  • Gently pull the breast tissue back. If you have flat or inverted nipples, try lifting the nipple so that your baby can get a better latch.
  • Let the baby lead the way. The Australian Breastfeeding Association reports that baby-led attachment helps bub to attach deeply, and once the baby latches correctly, breastfeeding will hurt less, even with damaged nipples [12].

Additionally, you can try:

  • Relieving breast engorgement with warm or cool cloths. Apply a warm washcloth before nursing, to help with letdown and increase flow. After nursing, apply cool compresses to the breasts to relieve pain and reduce swelling.
  • Avoiding tight-fitting bras. Tight clothes and bras can restrict the flow of breast milk, which can cause a number of problems. Milk ducts can become blocked, which can lead to pain and mastitis, and when you have breast milk leakage, it can create an environment of moist heat, which can cause thrush.
  • Using over-the-counter pain relief. Speak to your doctor or lactation consultant about which medications you can use to ease pain while breastfeeding.

When breastfeeding support is required

While many breastfeeding issues can be resolved with simple at-home remedies, some nipple and breast pain requires medical attention, particularly if you suspect you have mastitis or thrush.

Mastitis symptoms include:

  • Swelling
  • Redness
  • Pain
  • Itching
  • Underarm pain
  • Fever
  • Flu-like symptoms
  • A small cut or wound in the nipple or on the breast.

Thrush symptoms include:

  • Flaky, shiny, or red nipples
  • Deep breast pain.

At Kin, we know the challenges of breastfeeding, so we've developed some handy products to help make the transition into motherhood easier.

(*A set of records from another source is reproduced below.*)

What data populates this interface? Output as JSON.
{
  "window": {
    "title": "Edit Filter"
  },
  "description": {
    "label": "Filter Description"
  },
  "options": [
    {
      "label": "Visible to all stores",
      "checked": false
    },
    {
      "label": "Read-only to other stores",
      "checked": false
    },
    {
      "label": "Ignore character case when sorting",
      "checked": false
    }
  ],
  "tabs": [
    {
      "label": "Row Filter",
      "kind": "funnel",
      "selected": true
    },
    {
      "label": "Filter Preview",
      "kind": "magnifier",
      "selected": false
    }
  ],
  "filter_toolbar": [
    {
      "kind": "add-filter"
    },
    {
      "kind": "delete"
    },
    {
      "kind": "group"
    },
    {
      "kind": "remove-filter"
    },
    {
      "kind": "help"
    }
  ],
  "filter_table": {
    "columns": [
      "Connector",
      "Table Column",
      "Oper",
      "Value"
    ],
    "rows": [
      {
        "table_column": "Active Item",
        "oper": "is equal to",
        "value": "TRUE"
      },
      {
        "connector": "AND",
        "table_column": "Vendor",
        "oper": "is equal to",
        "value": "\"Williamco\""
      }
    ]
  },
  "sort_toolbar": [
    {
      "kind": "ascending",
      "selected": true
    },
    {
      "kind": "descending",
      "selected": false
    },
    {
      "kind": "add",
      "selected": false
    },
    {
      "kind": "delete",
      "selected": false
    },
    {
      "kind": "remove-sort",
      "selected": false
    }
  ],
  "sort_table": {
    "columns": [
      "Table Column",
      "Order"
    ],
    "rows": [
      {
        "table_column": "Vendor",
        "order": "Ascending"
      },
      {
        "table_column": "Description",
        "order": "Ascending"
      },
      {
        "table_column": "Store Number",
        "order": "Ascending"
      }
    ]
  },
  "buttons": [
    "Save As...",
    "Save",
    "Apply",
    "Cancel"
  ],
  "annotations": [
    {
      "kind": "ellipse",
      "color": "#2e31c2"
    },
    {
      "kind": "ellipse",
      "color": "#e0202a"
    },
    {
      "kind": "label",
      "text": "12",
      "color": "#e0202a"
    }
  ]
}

Check out our postpartum collection for all your Breastfeeding Essentials, including breast pads and nipple balm.

All of the tools you need to take your reproductive health into your own hands.